List every line below containing "screenshot".
+ + +
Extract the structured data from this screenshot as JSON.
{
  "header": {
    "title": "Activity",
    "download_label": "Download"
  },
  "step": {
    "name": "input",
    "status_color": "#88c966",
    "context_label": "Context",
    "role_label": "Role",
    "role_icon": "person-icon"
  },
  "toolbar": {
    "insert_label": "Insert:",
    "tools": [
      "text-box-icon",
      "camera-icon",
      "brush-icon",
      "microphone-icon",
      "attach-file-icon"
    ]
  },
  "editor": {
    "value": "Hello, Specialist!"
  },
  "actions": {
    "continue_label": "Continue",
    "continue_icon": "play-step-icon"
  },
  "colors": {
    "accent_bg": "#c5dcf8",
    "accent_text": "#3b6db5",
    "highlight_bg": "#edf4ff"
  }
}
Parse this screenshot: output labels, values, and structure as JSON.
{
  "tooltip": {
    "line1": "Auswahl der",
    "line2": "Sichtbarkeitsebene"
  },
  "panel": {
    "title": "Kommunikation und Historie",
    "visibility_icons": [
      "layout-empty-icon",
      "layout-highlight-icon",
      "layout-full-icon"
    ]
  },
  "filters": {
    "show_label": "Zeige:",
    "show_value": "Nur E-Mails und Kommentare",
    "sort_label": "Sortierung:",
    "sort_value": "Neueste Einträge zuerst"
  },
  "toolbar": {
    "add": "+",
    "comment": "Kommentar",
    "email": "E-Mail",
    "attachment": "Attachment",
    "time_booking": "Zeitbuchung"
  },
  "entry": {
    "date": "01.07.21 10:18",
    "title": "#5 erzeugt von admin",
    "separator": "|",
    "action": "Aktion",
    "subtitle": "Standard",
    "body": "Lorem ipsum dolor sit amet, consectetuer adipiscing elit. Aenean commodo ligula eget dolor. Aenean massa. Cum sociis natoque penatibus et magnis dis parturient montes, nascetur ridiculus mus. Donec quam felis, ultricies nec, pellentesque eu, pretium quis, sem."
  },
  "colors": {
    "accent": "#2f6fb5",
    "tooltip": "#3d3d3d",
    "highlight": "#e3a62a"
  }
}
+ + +
SOLUTION TO THIS PROBLEM —
Extract the structured data from this screenshot as JSON.
Parse this screenshot: output labels, values, and structure as JSON.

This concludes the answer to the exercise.